# Exercise directions
While copying the entries exactly, leave out each picture they contain.

# Given data
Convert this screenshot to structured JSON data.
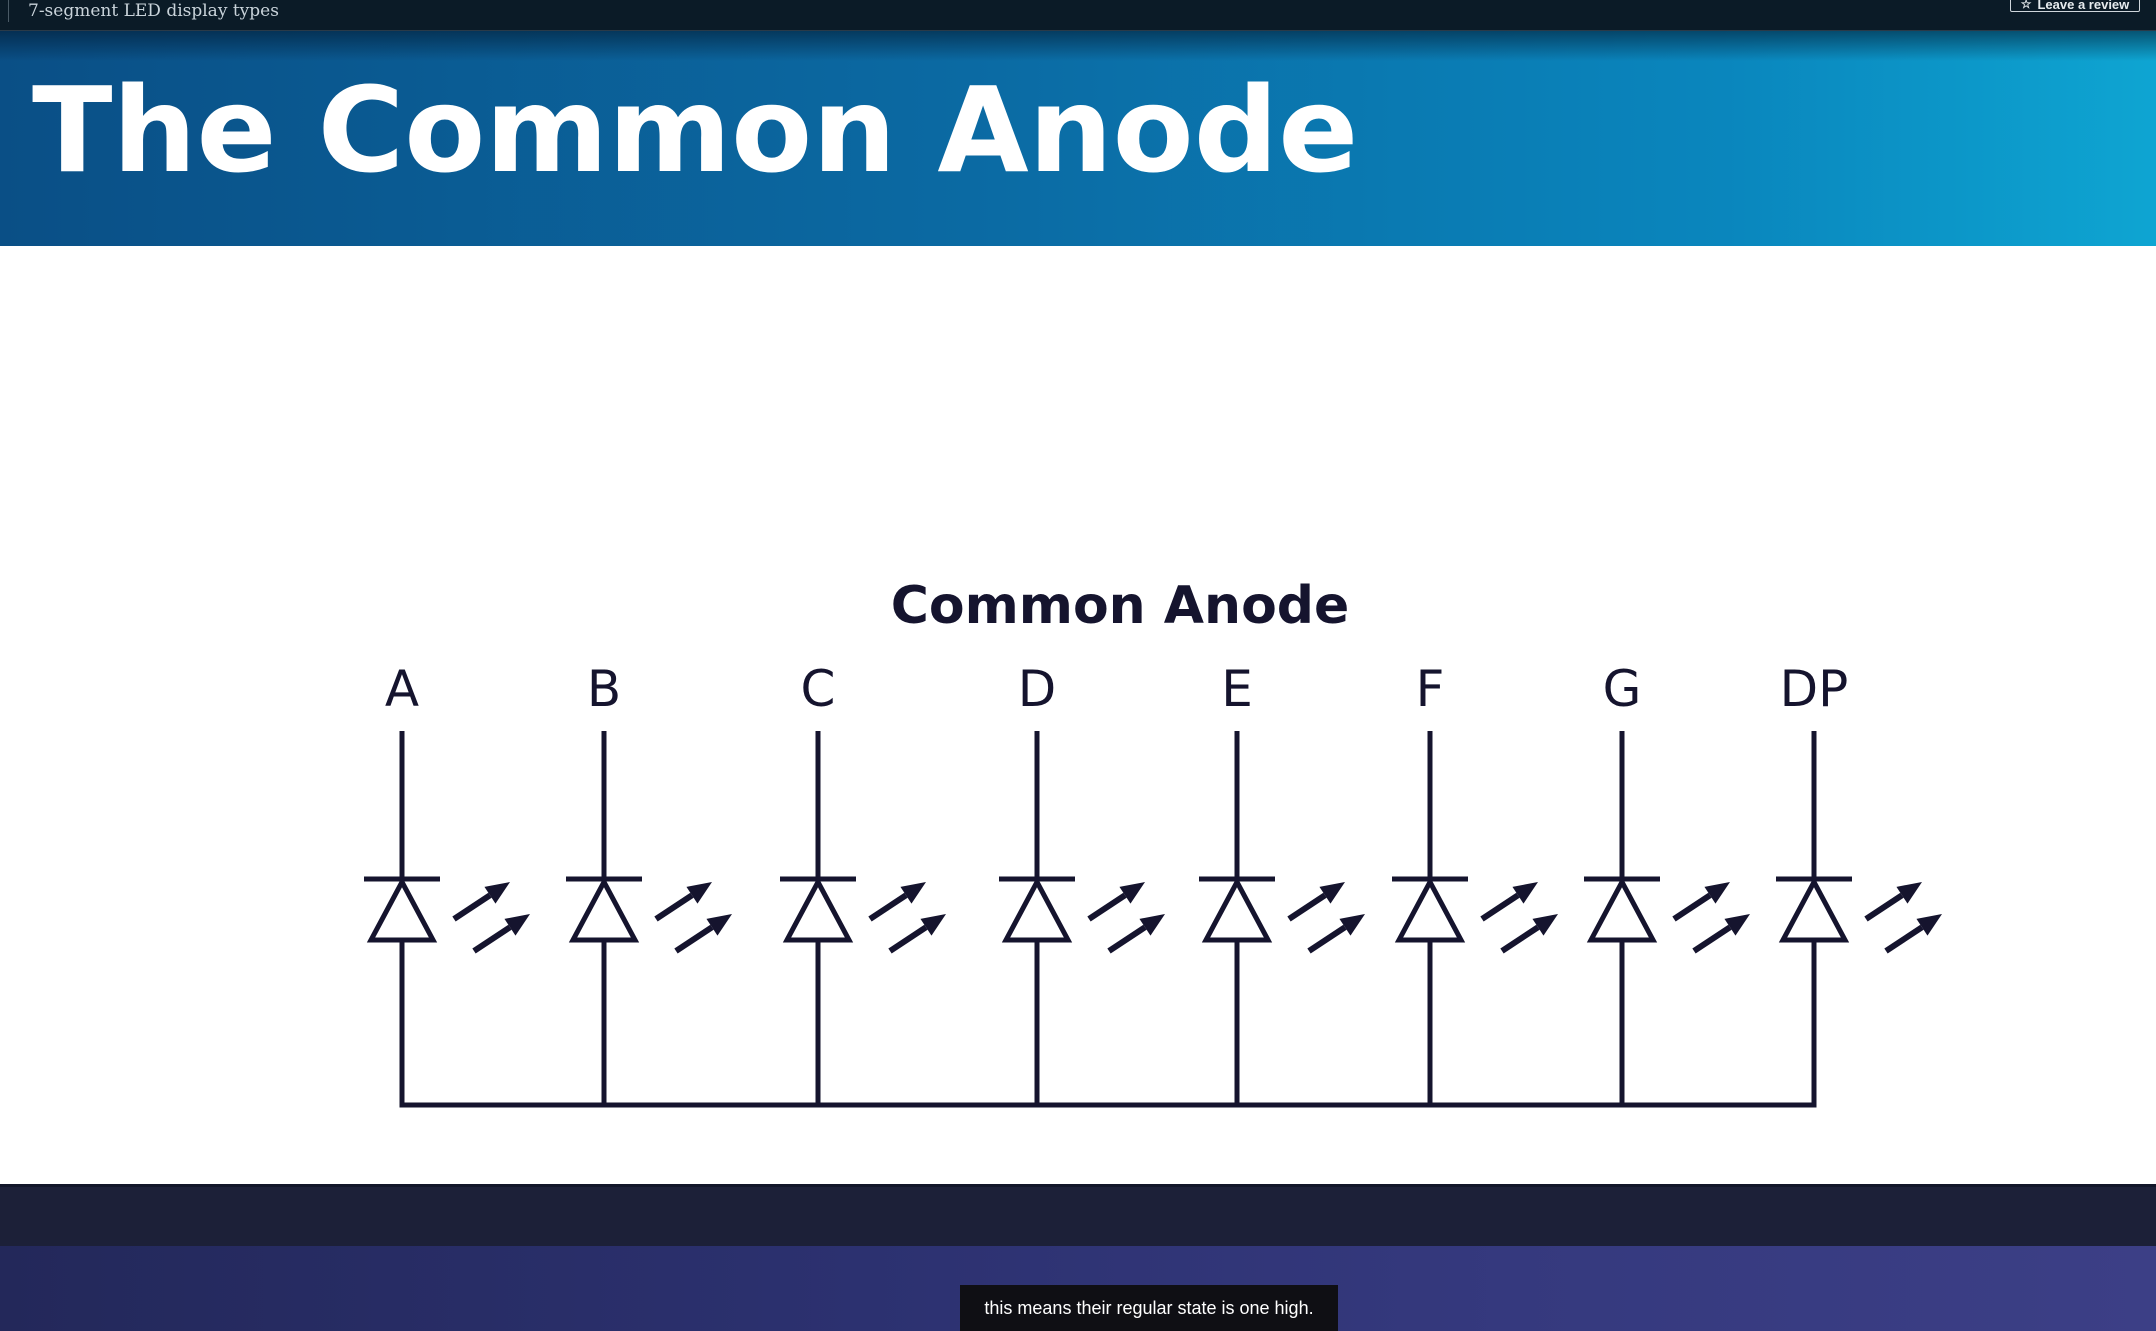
{
  "topbar": {
    "course_title": "7-segment LED display types",
    "review_button_label": "Leave a review",
    "review_icon": "star-outline-icon"
  },
  "slide": {
    "title": "The Common Anode",
    "diagram": {
      "title": "Common Anode",
      "pins": [
        "A",
        "B",
        "C",
        "D",
        "E",
        "F",
        "G",
        "DP"
      ],
      "line_color": "#15142e"
    },
    "header_color": "#0b6aa3"
  },
  "player": {
    "caption": "this means their regular state is one high."
  }
}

# Answer section
Convert this screenshot to structured JSON data.
{
  "topbar": {
    "course_title": "7-segment LED display types",
    "review_button_label": "Leave a review",
    "review_icon": "star-outline-icon"
  },
  "slide": {
    "title": "The Common Anode",
    "diagram": {
      "title": "Common Anode",
      "pins": [
        "A",
        "B",
        "C",
        "D",
        "E",
        "F",
        "G",
        "DP"
      ],
      "line_color": "#15142e"
    },
    "header_color": "#0b6aa3"
  },
  "player": {
    "caption": "this means their regular state is one high."
  }
}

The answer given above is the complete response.